I’m going through a whole different thing at the moment, and I think it’s related to the hate thing I wrote about the other day, but it’s moved in another direction. It’s actually sadness.
I am feeling sad.
I’m also getting sick with a cold and have been for several days actually which is why I think is one of the reasons I’ve been grumpy and irritable. My body just hasn’t felt good and that can spill over into having a poor outlook or unseasonable general demeanor for me, and I think for many people.
I noticed yesterday though, how I actually am feeling sad. I called my adopted sis Loretta in the morning because I can always depend on her to love me exactly however I am, and she helped to talk me through to the realization of my sadness. In talking with her too, I realized how much I miss singing and how I use singing to move some of these darker emotions through to the surface and out of my system. I’ve had virtually no formal exercise on this trip as well which is another way of moving things through my system
Yesterday, after a 3 ½ hour train ride from Kandy, I was waiting in the station in Colombo for another train and while walking and towing my all-too-large wheeled duffel behind me, I started singing. When I got to areas where I was alone I sang louder. I was singing a song called “Stand” which is a powerful song we used to sing in our gospel choir in San Francisco. The power of singing this in a choir is that we were all actually standing and squaring up our shoulders as we implored ourselves and others to just stand through all the difficulties that life throws at us. I don’t think I’ve ever sung this song without crying, (and often balling like a baby). Somehow it just speaks to me. So there I was walking through the station singing this song, more loudly through the areas where there weren’t so many people, and the sadness in me started to open up. It was a very non-specific sadness too, but it became obvious that sadness is in my system and wanting to be expressed, to move its way through. I say “non-specific” because I can’t exactly tell what is causing it although it certainly involves a sense of tiredness, aloneness, the poverty of the people here especially as seen from the train, some flavor of futility, self-doubt on various levels, and accumulated losses throughout my life, although I’m sure there’s much more to it than just that. So around and around I walked and sang and I noticed something very interesting – the people of this country whom I love for their ability to quickly and genuinely return a smile were now all looking sad. Maybe not fully sad in the moment, but there weren’t any eyes among those of the 100 or so people I looked at with my own sad eyes which were not reflecting their having known a deep sadness of their own, and none of them beamed back the smile to which I had been growing accustomed. What I saw was unmistakeable, very powerful, very affirming actually, and made me feel much more connected here than the more pervasive sense of disconnection I had lately been feeling.
Here’s a great video of the song “Stand” if you are curious:
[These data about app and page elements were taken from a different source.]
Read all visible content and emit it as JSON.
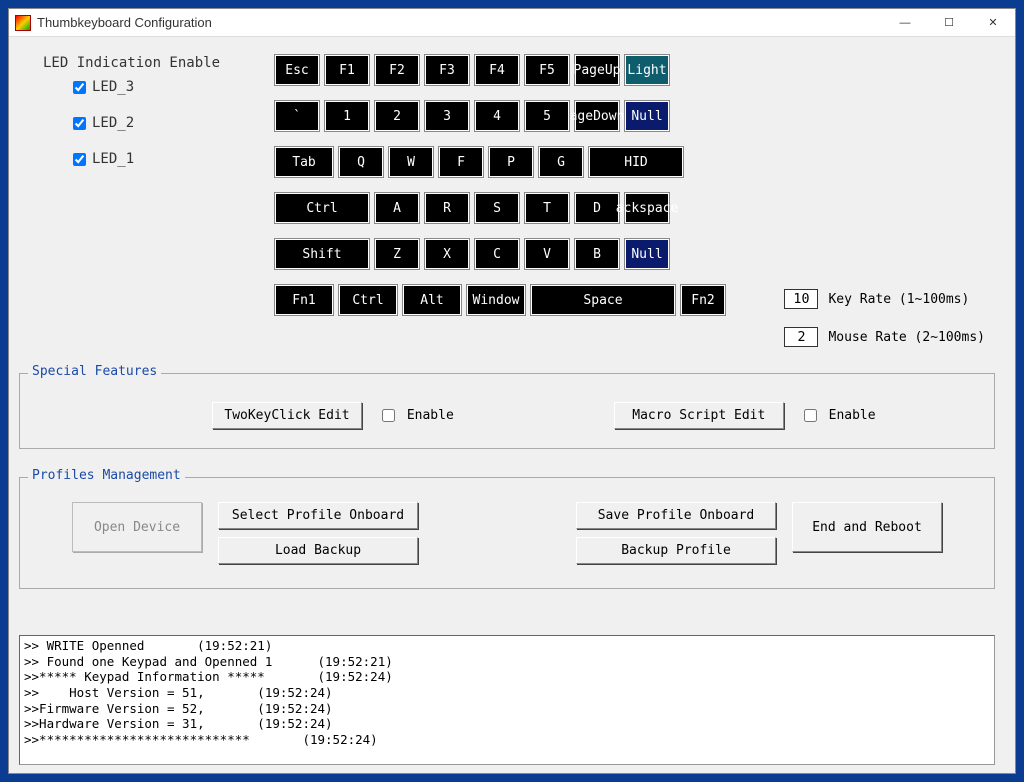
{
  "window": {
    "title": "Thumbkeyboard Configuration"
  },
  "led": {
    "title": "LED Indication Enable",
    "items": [
      {
        "label": "LED_3",
        "checked": true
      },
      {
        "label": "LED_2",
        "checked": true
      },
      {
        "label": "LED_1",
        "checked": true
      }
    ]
  },
  "keyboard": {
    "rows": [
      [
        {
          "label": "Esc",
          "w": "w44"
        },
        {
          "label": "F1",
          "w": "w44"
        },
        {
          "label": "F2",
          "w": "w44"
        },
        {
          "label": "F3",
          "w": "w44"
        },
        {
          "label": "F4",
          "w": "w44"
        },
        {
          "label": "F5",
          "w": "w44"
        },
        {
          "label": "PageUp",
          "w": "w44"
        },
        {
          "label": "Light",
          "w": "w44",
          "cls": "alt1"
        }
      ],
      [
        {
          "label": "`",
          "w": "w44"
        },
        {
          "label": "1",
          "w": "w44"
        },
        {
          "label": "2",
          "w": "w44"
        },
        {
          "label": "3",
          "w": "w44"
        },
        {
          "label": "4",
          "w": "w44"
        },
        {
          "label": "5",
          "w": "w44"
        },
        {
          "label": "ageDown",
          "w": "w44"
        },
        {
          "label": "Null",
          "w": "w44",
          "cls": "alt2"
        }
      ],
      [
        {
          "label": "Tab",
          "w": "w58"
        },
        {
          "label": "Q",
          "w": "w44"
        },
        {
          "label": "W",
          "w": "w44"
        },
        {
          "label": "F",
          "w": "w44"
        },
        {
          "label": "P",
          "w": "w44"
        },
        {
          "label": "G",
          "w": "w44"
        },
        {
          "label": "HID",
          "w": "w94"
        }
      ],
      [
        {
          "label": "Ctrl",
          "w": "w94"
        },
        {
          "label": "A",
          "w": "w44"
        },
        {
          "label": "R",
          "w": "w44"
        },
        {
          "label": "S",
          "w": "w44"
        },
        {
          "label": "T",
          "w": "w44"
        },
        {
          "label": "D",
          "w": "w44"
        },
        {
          "label": "ackspace",
          "w": "w44"
        }
      ],
      [
        {
          "label": "Shift",
          "w": "w94"
        },
        {
          "label": "Z",
          "w": "w44"
        },
        {
          "label": "X",
          "w": "w44"
        },
        {
          "label": "C",
          "w": "w44"
        },
        {
          "label": "V",
          "w": "w44"
        },
        {
          "label": "B",
          "w": "w44"
        },
        {
          "label": "Null",
          "w": "w44",
          "cls": "alt2"
        }
      ],
      [
        {
          "label": "Fn1",
          "w": "w58"
        },
        {
          "label": "Ctrl",
          "w": "w58"
        },
        {
          "label": "Alt",
          "w": "w58"
        },
        {
          "label": "Window",
          "w": "w58"
        },
        {
          "label": "Space",
          "w": "w144"
        },
        {
          "label": "Fn2",
          "w": "w44"
        }
      ]
    ]
  },
  "rates": {
    "key": {
      "value": "10",
      "label": "Key Rate (1~100ms)"
    },
    "mouse": {
      "value": "2",
      "label": "Mouse Rate (2~100ms)"
    }
  },
  "special": {
    "legend": "Special Features",
    "twokey_btn": "TwoKeyClick Edit",
    "twokey_enable": "Enable",
    "macro_btn": "Macro Script Edit",
    "macro_enable": "Enable"
  },
  "profiles": {
    "legend": "Profiles Management",
    "open_device": "Open Device",
    "select_onboard": "Select Profile Onboard",
    "load_backup": "Load Backup",
    "save_onboard": "Save Profile Onboard",
    "backup_profile": "Backup Profile",
    "end_reboot": "End and Reboot"
  },
  "console": ">> WRITE Openned       (19:52:21)\n>> Found one Keypad and Openned 1      (19:52:21)\n>>***** Keypad Information *****       (19:52:24)\n>>    Host Version = 51,       (19:52:24)\n>>Firmware Version = 52,       (19:52:24)\n>>Hardware Version = 31,       (19:52:24)\n>>****************************       (19:52:24)"
}
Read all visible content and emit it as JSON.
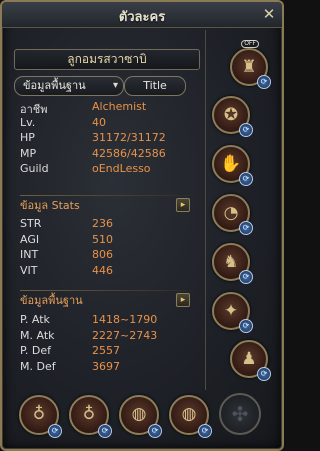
{
  "window": {
    "title": "ตัวละคร",
    "close_glyph": "✕"
  },
  "character": {
    "name": "ลูกอมรสวาซาบิ"
  },
  "controls": {
    "dropdown_label": "ข้อมูลพื้นฐาน",
    "dropdown_chevron": "▾",
    "title_button": "Title"
  },
  "basic_info": [
    {
      "label": "อาชีพ",
      "value": "Alchemist"
    },
    {
      "label": "Lv.",
      "value": "40"
    },
    {
      "label": "HP",
      "value": "31172/31172"
    },
    {
      "label": "MP",
      "value": "42586/42586"
    },
    {
      "label": "Guild",
      "value": "oEndLesso"
    }
  ],
  "stats_section": {
    "heading": "ข้อมูล Stats",
    "arrow": "▸",
    "rows": [
      {
        "label": "STR",
        "value": "236"
      },
      {
        "label": "AGI",
        "value": "510"
      },
      {
        "label": "INT",
        "value": "806"
      },
      {
        "label": "VIT",
        "value": "446"
      }
    ]
  },
  "combat_section": {
    "heading": "ข้อมูลพื้นฐาน",
    "arrow": "▸",
    "rows": [
      {
        "label": "P. Atk",
        "value": "1418~1790"
      },
      {
        "label": "M. Atk",
        "value": "2227~2743"
      },
      {
        "label": "P. Def",
        "value": "2557"
      },
      {
        "label": "M. Def",
        "value": "3697"
      }
    ]
  },
  "equipment": {
    "off_badge": "OFF",
    "swap_glyph": "⟳",
    "right_slots": [
      {
        "name": "helmet-icon",
        "glyph": "♜"
      },
      {
        "name": "amulet-icon",
        "glyph": "✪"
      },
      {
        "name": "gauntlet-icon",
        "glyph": "✋"
      },
      {
        "name": "earring-icon",
        "glyph": "◔"
      },
      {
        "name": "armor-icon",
        "glyph": "♞"
      },
      {
        "name": "belt-icon",
        "glyph": "✦"
      },
      {
        "name": "boots-icon",
        "glyph": "♟"
      }
    ],
    "bottom_slots": [
      {
        "name": "earring-left-icon",
        "glyph": "♁"
      },
      {
        "name": "earring-right-icon",
        "glyph": "♁"
      },
      {
        "name": "ring-left-icon",
        "glyph": "◍"
      },
      {
        "name": "ring-right-icon",
        "glyph": "◍"
      }
    ],
    "empty_slot_glyph": "✣"
  },
  "colors": {
    "label": "#dcdcdc",
    "value": "#e8924a",
    "heading": "#e8a05a",
    "frame": "#8a7a55"
  }
}
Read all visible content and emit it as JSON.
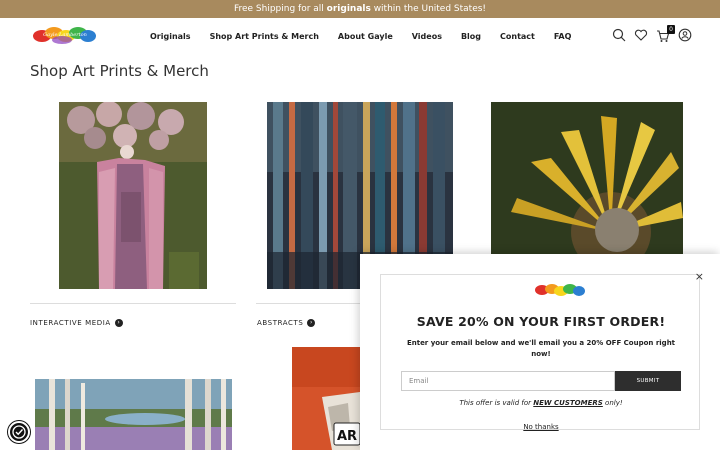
{
  "promo": {
    "prefix": "Free Shipping for all ",
    "highlight": "originals",
    "suffix": " within the United States!"
  },
  "header": {
    "logo_text": "Gayle Lamberton",
    "nav": [
      "Originals",
      "Shop Art Prints & Merch",
      "About Gayle",
      "Videos",
      "Blog",
      "Contact",
      "FAQ"
    ],
    "cart_count": "0"
  },
  "page": {
    "title": "Shop Art Prints & Merch"
  },
  "categories": [
    {
      "label": "INTERACTIVE MEDIA"
    },
    {
      "label": "ABSTRACTS"
    }
  ],
  "modal": {
    "heading": "SAVE 20% ON YOUR FIRST ORDER!",
    "body": "Enter your email below and we'll email you a 20% OFF Coupon right now!",
    "email_placeholder": "Email",
    "submit_label": "SUBMIT",
    "offer_prefix": "This offer is valid for ",
    "offer_highlight": "NEW CUSTOMERS",
    "offer_suffix": " only!",
    "no_thanks": "No thanks",
    "close_label": "×"
  },
  "art_logo_text": "AR",
  "colors": {
    "promo_bar": "#a88a5e",
    "submit_bg": "#2e2e2e"
  }
}
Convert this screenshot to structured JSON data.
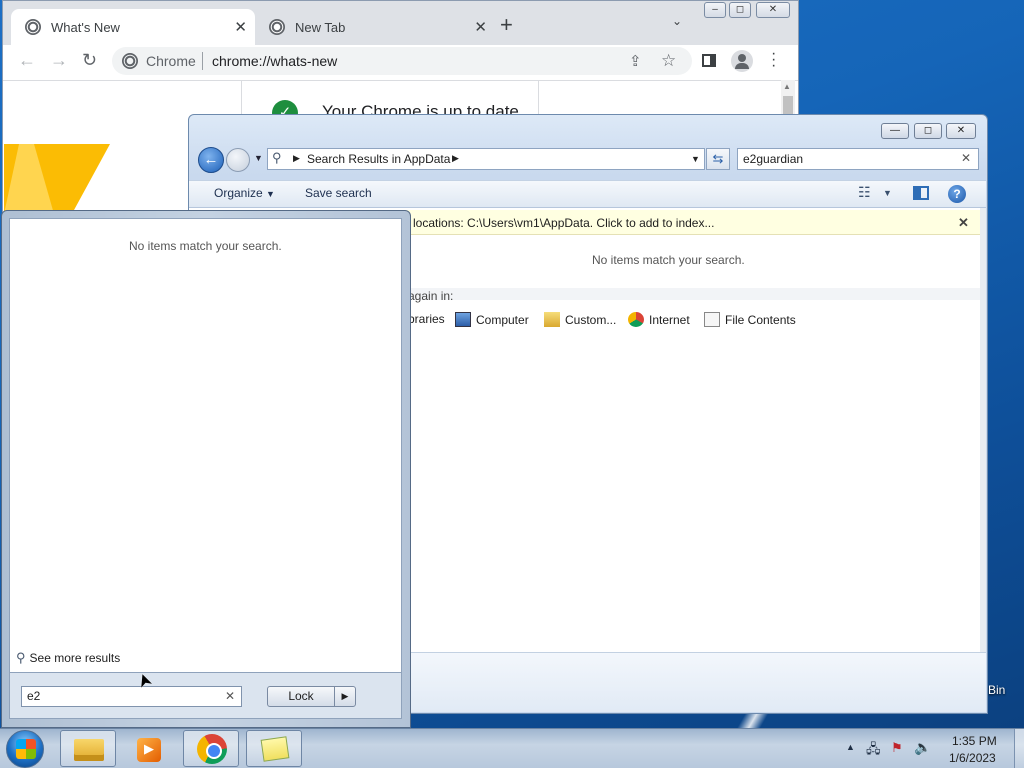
{
  "desktop": {
    "recycle_bin_label": "Bin"
  },
  "chrome": {
    "tabs": [
      {
        "label": "What's New",
        "active": true
      },
      {
        "label": "New Tab",
        "active": false
      }
    ],
    "window_controls": [
      "▭",
      "◻",
      "✕"
    ],
    "omnibox": {
      "site_label": "Chrome",
      "url": "chrome://whats-new"
    },
    "page": {
      "status_text": "Your Chrome is up to date"
    }
  },
  "explorer": {
    "title_controls": [
      "—",
      "◻",
      "✕"
    ],
    "address": {
      "breadcrumb": "Search Results in AppData"
    },
    "search": {
      "value": "e2guardian"
    },
    "command_bar": {
      "organize_label": "Organize",
      "save_search_label": "Save search"
    },
    "infobar": {
      "text": "locations: C:\\Users\\vm1\\AppData. Click to add to index..."
    },
    "empty_message": "No items match your search.",
    "search_again": {
      "label": "again in:",
      "locations": [
        "braries",
        "Computer",
        "Custom...",
        "Internet",
        "File Contents"
      ]
    }
  },
  "start_menu": {
    "empty_message": "No items match your search.",
    "see_more_label": "See more results",
    "search": {
      "value": "e2"
    },
    "power_button_label": "Lock"
  },
  "taskbar": {
    "clock": {
      "time": "1:35 PM",
      "date": "1/6/2023"
    },
    "pinned": [
      "windows-explorer",
      "windows-media-player",
      "google-chrome",
      "sticky-notes"
    ]
  },
  "colors": {
    "accent": "#1d6fc4",
    "infobar": "#ffffe1",
    "chrome_check": "#1e8e3e"
  }
}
Once the train arrived I moved on to my hotel just a few steps from the beach, showered, ate a little food I had picked up in the train station, listened to a different version of “Stand,” had a good cry and slept very soundly, thankful that this was moving through. You know, as I think about it, this makes me begin to wonder if hate isn’t just a form of repressed sadness, for hate was clearly up for me the day before. Sadness can be so hard for people to feel, distracting themselves right out of the possibility. Perhaps hate which is outwardly expressed is simply the valve by which our own self-hatred for our own sadness is vented. Or perhaps hate is a good and trusty way to avoid having to feel our sadness. Both possibilities feel kind of true to me.